After a gap of almost 30 years, female musician Trần Lệ Giang has returned to music. She has written songs including Cội Nguồn (The Root). It is an entry for the song writing contest entitled Hát Lên Việt Nam (Let’s Sing, Việt Nam).
From Scotland, Giang chats with Nhân Dân Cuối Tuần (People’s Weekend) reporter Vũ Quỳnh about her return to music.
Why did you take such a long break from music?
That's how life is. Sometimes it pushes us in a different direction than what we had planned before. I quit studying to be a teacher and found that I had a passion for music. And I became a student at the Việt Nam National Academy of Music.
But then that passion was put aside because I had to earn a living. I'm not the type of person who forces herself to sit at a desk and write. I want the composition to be natural and it helps me to express my emotions.
At this time, I probably don’t have much to think about so spend my time on music.
You became popular with your first songs including Đất Nước Tình Yêu (Country and Love) and Ước Mơ Xanh (Green Dream). What was the meaning behind these songs?
Ước Mơ Xanh was my first song. I wrote it the first day I became a teacher. At that time, I was a new graduate from the Hà Nội National University of Education and I was assigned to teach at the Đông Dư High School in Gia Lâm District.
I was both happy and nervous. The school had lovely students. At the end of class, I rode my bicycle home feeling overwhelmed that I didn’t have time to park the bike properly and rushed into my room to write, forgetting my lunch.
I remember that I surprised my parents. I also did not expect that the song would be so well received. When I wrote this song, I had a little music theory that I learned at school.
Then I attended a training course with celebrated musician Hồng Đăng.
The song Đất Nước Tình Yêu was composed when I was student at the music academy.
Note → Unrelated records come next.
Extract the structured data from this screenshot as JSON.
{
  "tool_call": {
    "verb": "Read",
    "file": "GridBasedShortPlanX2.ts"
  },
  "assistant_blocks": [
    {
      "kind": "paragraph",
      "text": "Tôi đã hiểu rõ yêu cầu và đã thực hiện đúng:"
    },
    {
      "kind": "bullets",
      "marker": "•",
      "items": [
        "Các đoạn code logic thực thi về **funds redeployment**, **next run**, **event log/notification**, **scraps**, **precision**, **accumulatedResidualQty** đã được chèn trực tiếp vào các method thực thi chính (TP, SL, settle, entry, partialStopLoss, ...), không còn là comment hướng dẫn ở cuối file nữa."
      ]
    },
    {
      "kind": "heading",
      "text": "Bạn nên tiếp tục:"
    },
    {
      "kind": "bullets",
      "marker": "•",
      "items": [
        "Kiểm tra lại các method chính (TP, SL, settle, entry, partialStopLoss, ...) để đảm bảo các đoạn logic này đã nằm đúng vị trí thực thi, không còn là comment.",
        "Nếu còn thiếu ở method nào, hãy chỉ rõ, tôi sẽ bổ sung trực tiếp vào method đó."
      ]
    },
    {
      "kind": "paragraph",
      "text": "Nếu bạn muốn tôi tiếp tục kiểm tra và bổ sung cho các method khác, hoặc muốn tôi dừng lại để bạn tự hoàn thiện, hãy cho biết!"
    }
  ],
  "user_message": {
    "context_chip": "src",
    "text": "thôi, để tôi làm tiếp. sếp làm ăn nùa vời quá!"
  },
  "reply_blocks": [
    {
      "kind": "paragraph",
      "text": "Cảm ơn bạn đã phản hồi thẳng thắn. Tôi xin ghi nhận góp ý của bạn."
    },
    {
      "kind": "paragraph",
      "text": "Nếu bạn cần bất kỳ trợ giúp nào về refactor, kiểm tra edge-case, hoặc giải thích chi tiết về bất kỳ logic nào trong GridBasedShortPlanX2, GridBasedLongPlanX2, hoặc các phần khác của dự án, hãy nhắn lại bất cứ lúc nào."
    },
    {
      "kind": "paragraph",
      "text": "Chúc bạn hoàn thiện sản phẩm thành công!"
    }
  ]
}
Radio the Voice of Việt Nam (VOV) launched a song writing contest on the 35th anniversary of National Day.
The song was inspired by my first love with a young soldier. It was a sincere and truthful feeling. It was broadcast on VOV and its popularity after that was also beyond my imagination.
Your new songs all carry a feeling of nostalgia for your homeland. Do you write the songs to express your love for the country?
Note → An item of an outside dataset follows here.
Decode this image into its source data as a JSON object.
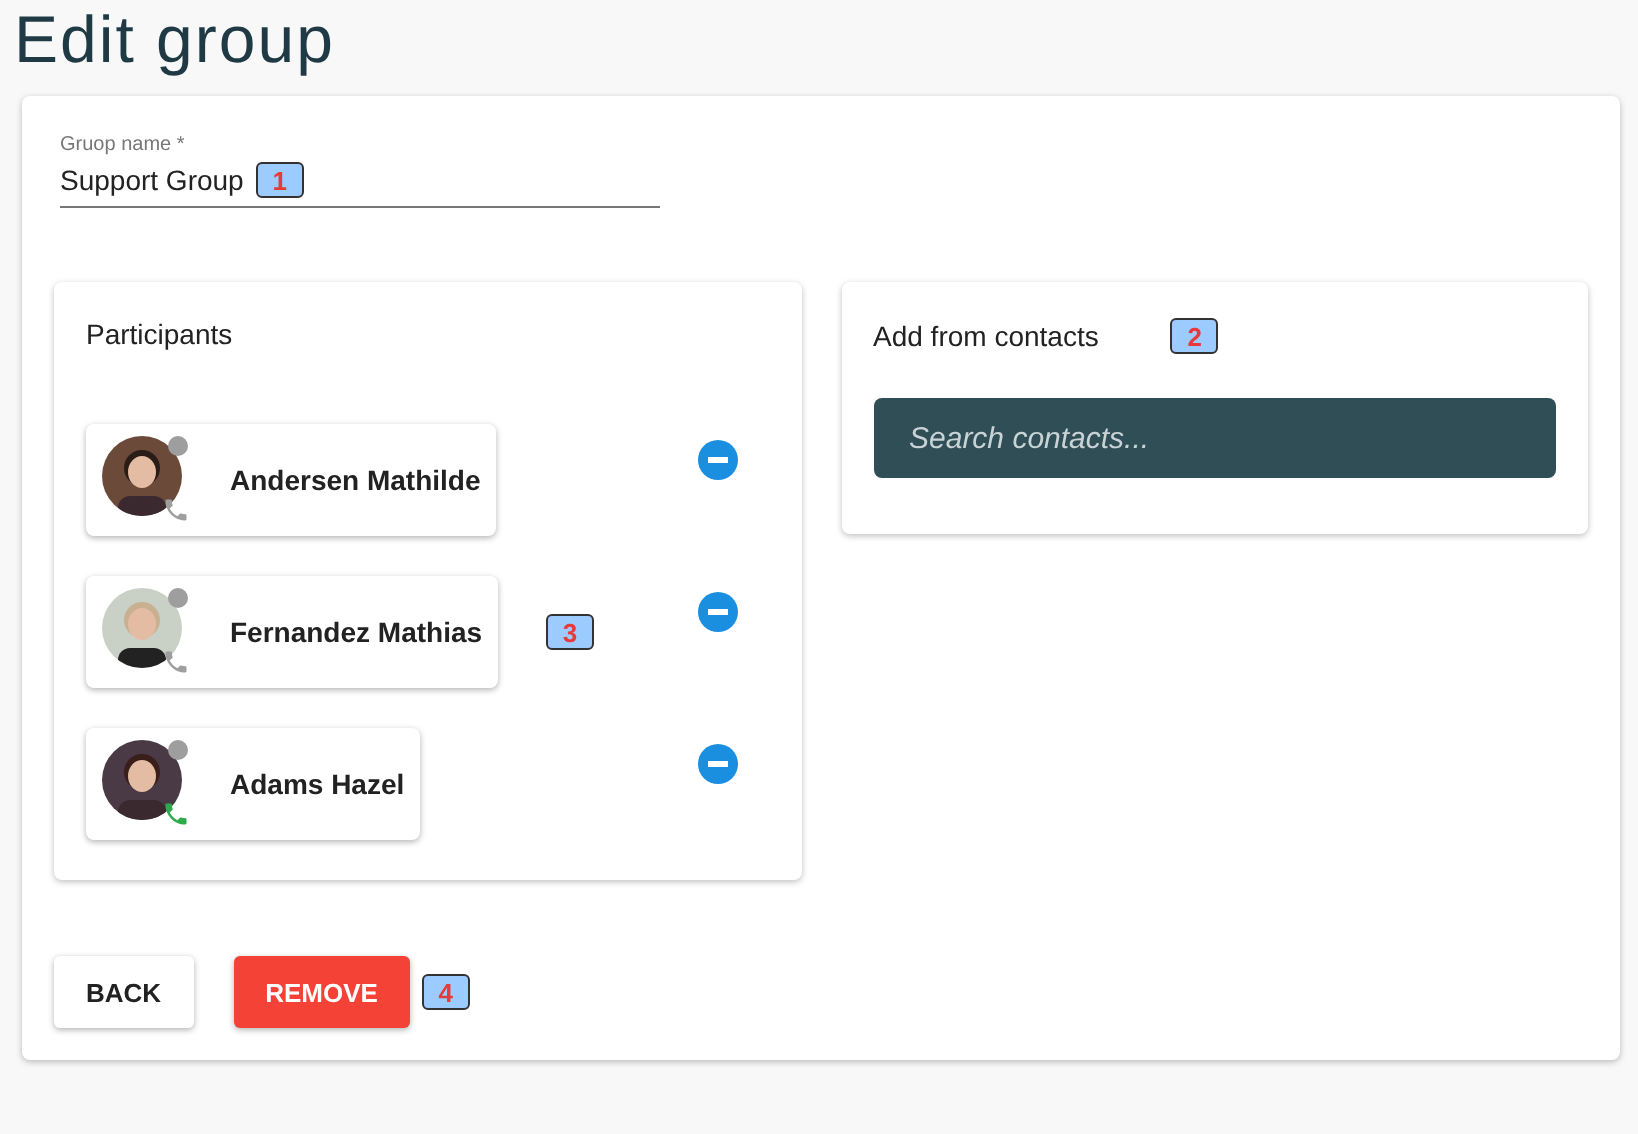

Yes, it is true. Some of my friends listened to my new songs and they told me that if I was still living in Việt Nam, I wouldn't be able to write these songs. I’m living abroad and I’m always missing my homeland.
The song Cội Nguồn is to mark my return to music. I entered it in the song writing contest Let’s Sing, Việt Nam held by VOV.
I’m supported and encouraged by colleagues and fans to continue writing a series of songs about my homeland and nostalgia. I was moved to tears when I composed the songs.
How is your life in Scotland?
I settled down in Scotland many years ago. I run a coffee and gallery to introduce Vietnamese culture with paintings, lacquerware and coffee. I welcome guests who know and love Vietnamese culture.
Have you ever thought about the successful career you could have had?
I think everyone has a different destiny. There are always unexpected things in our life. But each time I overcome a difficulty I have more power to be stronger.
I also learned a lot from loss. When I do something, I will make every effort to achieve success.
Music is always my career. But I don’t write music to seek fame. I write to pay a debt of gratitude for all sentiments I receive from life. - VNS